Eat plenty of fruits and vegetables.
Researchers believe that the nutrients in fruits and veggies might help reduce the risk of prostate cancer (and other cancers, too). Aim to include fruits and vegetables at each meal, and if you like to snack, reach for these instead of high-fat processed snacks like chips or cookies. Also, choose whole fruits and vegetables (fresh and frozen are great) rather than drinking juice, which can impact your blood sugars. By the way, cooked tomatoes contain an antioxidant called lycopene, which may slow the growth of prostate cancer cells. And cruciferous vegetables, such broccoli and cauliflower, contain sulforaphane, which has an anticancer effect.
Go easy with fat.
You don’t need to stop eating foods that contain fat, since some types of fat are healthy. However, in some studies, men who ate a high amount of fat each day had a higher risk of prostate cancer. Also, cutting back on fat can help with weight control and keep your heart healthy.
When you do eat fat, focus on “good” types of fat, such as vegetable oils, nuts, nut butters, fatty fish, and avocados. Fat from red meat, cheese, whole milk, butter and lard is saturated fat which is linked with increasing the risk of heart disease and inflammation.
Drink coffee and green tea.
According to the Prostate Cancer Foundation, drinking one to two cups of coffee daily may help prevent prostate cancer.

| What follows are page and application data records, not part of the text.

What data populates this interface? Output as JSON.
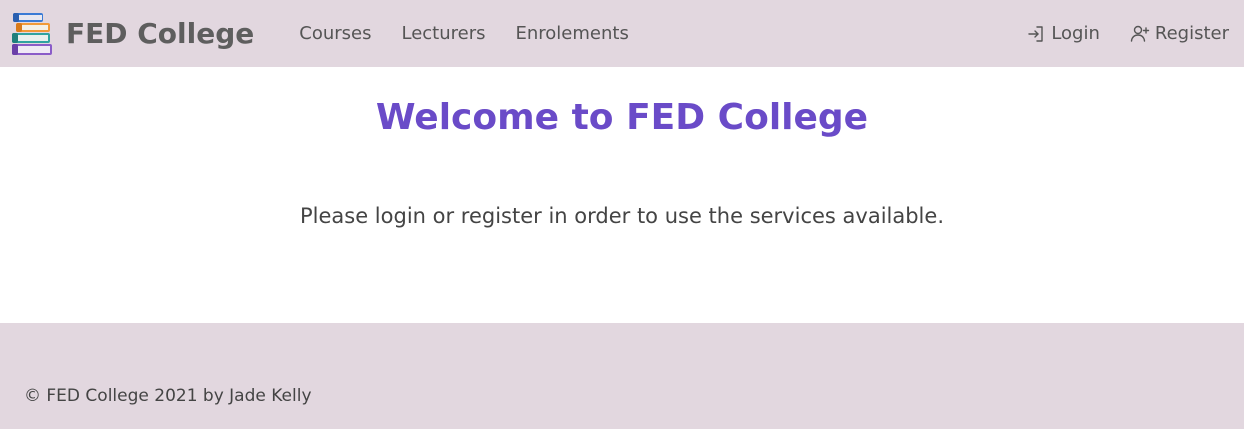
{
  "navbar": {
    "brand": {
      "title": "FED College",
      "logo_icon": "books-icon"
    },
    "links": [
      {
        "label": "Courses"
      },
      {
        "label": "Lecturers"
      },
      {
        "label": "Enrolements"
      }
    ],
    "right": [
      {
        "label": "Login",
        "icon": "login-icon"
      },
      {
        "label": "Register",
        "icon": "add-user-icon"
      }
    ]
  },
  "main": {
    "heading": "Welcome to FED College",
    "message": "Please login or register in order to use the services available."
  },
  "footer": {
    "text": "© FED College 2021 by Jade Kelly"
  },
  "colors": {
    "navbar_bg": "#e2d7df",
    "heading": "#6a4bc8",
    "text": "#444444"
  }
}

Also, research suggests that men who drank seven cups of green tea every day had a lower risk of this disease. But stay away from the sugar, half and half, and cream! Also, keep in mind that caffeine may be an issue for you, leading to insomnia, dizziness, fast heart rate, and headaches.
Limit charred meat and other foods.
Charred food, from grilling or frying, may be tasty, but may contain a chemical that can increase cancer risk.
Reaching and staying at a healthy weight can help your health in many ways. Research shows that men who are overweight or obese and who have prostate cancer have more cancer recurrences after surgery; also, the risk of death increases. Being overweight or obese can increase insulin levels and a substance called insulin-like growth factor, which are thought to promote prostate cancer risk. In addition, obesity is associated with a lower concentration of free testosterone, which can result in the growth of aggressive prostate tumors, and it’s linked with inflammation which may affect prostate cancer occurrence.
Talk with your provider or dietitian to come up with a plan to help you reach a weight that is healthy and sustainable.
Getting regular physical activity provides a host of health benefits. When it comes to cancer prevention, being active helps to support a healthy immune system and it reduces inflammation. Another way that physical activity can combat prostate cancer is by helping with weight control, since obesity is linked with more aggressive forms of prostate cancer, and weight gain is connected with a recurrence of this cancer in men who have received prostate cancer treatment. Aim to be active most days of the week, ideally for at least 30 minutes at a time.
You already know that smoking is linked with heart disease and lung cancer. When it comes to prostate cancer, smoking raises the risk of an aggressive form of this cancer that metastasizes (spreads), according to a study published in the July 2018 issue of JAMA Oncology. This same study showed that men with prostate cancer who smoked had an 89% higher risk of dying from the disease than nonsmokers, and a 40% higher risk that the cancer would return.
If you smoke, ask your provider about options to help you quit. You can also get help here.
Talk with your provider about your risk of getting prostate cancer. The following resources can provide more information about this disease:
Want to learn more about preventing certain types of cancer? Read “What Is Colorectal Cancer and How Can You Lower Your Risk?” and “Skin Cancer: Types, Risk Factors, Prevention, and More.”